(Dataset rows for apps and sites)
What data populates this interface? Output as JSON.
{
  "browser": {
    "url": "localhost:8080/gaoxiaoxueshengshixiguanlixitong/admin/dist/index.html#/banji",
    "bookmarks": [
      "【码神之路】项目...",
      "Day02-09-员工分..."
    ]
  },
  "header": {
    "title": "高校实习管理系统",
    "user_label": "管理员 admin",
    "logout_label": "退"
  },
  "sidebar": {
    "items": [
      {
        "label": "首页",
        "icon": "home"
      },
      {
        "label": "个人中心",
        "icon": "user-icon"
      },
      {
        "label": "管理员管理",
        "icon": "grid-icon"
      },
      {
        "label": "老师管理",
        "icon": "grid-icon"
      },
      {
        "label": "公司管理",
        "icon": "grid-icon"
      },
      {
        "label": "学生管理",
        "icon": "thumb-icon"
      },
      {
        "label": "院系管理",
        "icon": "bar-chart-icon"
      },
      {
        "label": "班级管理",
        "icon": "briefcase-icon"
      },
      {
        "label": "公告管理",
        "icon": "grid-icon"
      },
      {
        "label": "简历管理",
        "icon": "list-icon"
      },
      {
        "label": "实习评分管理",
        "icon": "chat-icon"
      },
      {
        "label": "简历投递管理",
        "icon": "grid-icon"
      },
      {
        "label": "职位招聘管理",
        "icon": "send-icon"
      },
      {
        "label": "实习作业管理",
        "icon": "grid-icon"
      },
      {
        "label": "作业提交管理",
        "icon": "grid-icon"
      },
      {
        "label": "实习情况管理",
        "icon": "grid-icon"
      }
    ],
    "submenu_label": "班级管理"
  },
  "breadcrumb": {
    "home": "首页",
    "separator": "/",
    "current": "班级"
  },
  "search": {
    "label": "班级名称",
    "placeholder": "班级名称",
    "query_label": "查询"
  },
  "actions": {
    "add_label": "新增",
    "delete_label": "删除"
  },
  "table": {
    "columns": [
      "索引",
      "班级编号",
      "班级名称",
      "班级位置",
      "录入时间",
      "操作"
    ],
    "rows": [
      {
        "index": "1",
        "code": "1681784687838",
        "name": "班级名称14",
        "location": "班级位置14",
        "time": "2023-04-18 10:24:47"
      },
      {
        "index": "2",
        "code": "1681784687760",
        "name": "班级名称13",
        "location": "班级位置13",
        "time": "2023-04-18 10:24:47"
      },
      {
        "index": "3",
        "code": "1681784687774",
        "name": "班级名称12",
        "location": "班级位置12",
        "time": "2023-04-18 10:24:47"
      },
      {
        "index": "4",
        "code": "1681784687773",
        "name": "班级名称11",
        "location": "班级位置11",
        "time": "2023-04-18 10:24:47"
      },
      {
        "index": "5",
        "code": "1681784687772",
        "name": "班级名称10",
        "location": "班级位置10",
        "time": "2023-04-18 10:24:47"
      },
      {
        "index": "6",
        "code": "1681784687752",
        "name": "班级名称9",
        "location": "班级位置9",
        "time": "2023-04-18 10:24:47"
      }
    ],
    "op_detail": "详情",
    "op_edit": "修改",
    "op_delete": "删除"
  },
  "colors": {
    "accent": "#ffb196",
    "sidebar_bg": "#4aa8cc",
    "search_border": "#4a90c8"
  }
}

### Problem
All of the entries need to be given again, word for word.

### Written solution
What data populates this interface? Output as JSON.
{
  "browser": {
    "url": "localhost:8080/gaoxiaoxueshengshixiguanlixitong/admin/dist/index.html#/banji",
    "bookmarks": [
      "【码神之路】项目...",
      "Day02-09-员工分..."
    ]
  },
  "header": {
    "title": "高校实习管理系统",
    "user_label": "管理员 admin",
    "logout_label": "退"
  },
  "sidebar": {
    "items": [
      {
        "label": "首页",
        "icon": "home"
      },
      {
        "label": "个人中心",
        "icon": "user-icon"
      },
      {
        "label": "管理员管理",
        "icon": "grid-icon"
      },
      {
        "label": "老师管理",
        "icon": "grid-icon"
      },
      {
        "label": "公司管理",
        "icon": "grid-icon"
      },
      {
        "label": "学生管理",
        "icon": "thumb-icon"
      },
      {
        "label": "院系管理",
        "icon": "bar-chart-icon"
      },
      {
        "label": "班级管理",
        "icon": "briefcase-icon"
      },
      {
        "label": "公告管理",
        "icon": "grid-icon"
      },
      {
        "label": "简历管理",
        "icon": "list-icon"
      },
      {
        "label": "实习评分管理",
        "icon": "chat-icon"
      },
      {
        "label": "简历投递管理",
        "icon": "grid-icon"
      },
      {
        "label": "职位招聘管理",
        "icon": "send-icon"
      },
      {
        "label": "实习作业管理",
        "icon": "grid-icon"
      },
      {
        "label": "作业提交管理",
        "icon": "grid-icon"
      },
      {
        "label": "实习情况管理",
        "icon": "grid-icon"
      }
    ],
    "submenu_label": "班级管理"
  },
  "breadcrumb": {
    "home": "首页",
    "separator": "/",
    "current": "班级"
  },
  "search": {
    "label": "班级名称",
    "placeholder": "班级名称",
    "query_label": "查询"
  },
  "actions": {
    "add_label": "新增",
    "delete_label": "删除"
  },
  "table": {
    "columns": [
      "索引",
      "班级编号",
      "班级名称",
      "班级位置",
      "录入时间",
      "操作"
    ],
    "rows": [
      {
        "index": "1",
        "code": "1681784687838",
        "name": "班级名称14",
        "location": "班级位置14",
        "time": "2023-04-18 10:24:47"
      },
      {
        "index": "2",
        "code": "1681784687760",
        "name": "班级名称13",
        "location": "班级位置13",
        "time": "2023-04-18 10:24:47"
      },
      {
        "index": "3",
        "code": "1681784687774",
        "name": "班级名称12",
        "location": "班级位置12",
        "time": "2023-04-18 10:24:47"
      },
      {
        "index": "4",
        "code": "1681784687773",
        "name": "班级名称11",
        "location": "班级位置11",
        "time": "2023-04-18 10:24:47"
      },
      {
        "index": "5",
        "code": "1681784687772",
        "name": "班级名称10",
        "location": "班级位置10",
        "time": "2023-04-18 10:24:47"
      },
      {
        "index": "6",
        "code": "1681784687752",
        "name": "班级名称9",
        "location": "班级位置9",
        "time": "2023-04-18 10:24:47"
      }
    ],
    "op_detail": "详情",
    "op_edit": "修改",
    "op_delete": "删除"
  },
  "colors": {
    "accent": "#ffb196",
    "sidebar_bg": "#4aa8cc",
    "search_border": "#4a90c8"
  }
}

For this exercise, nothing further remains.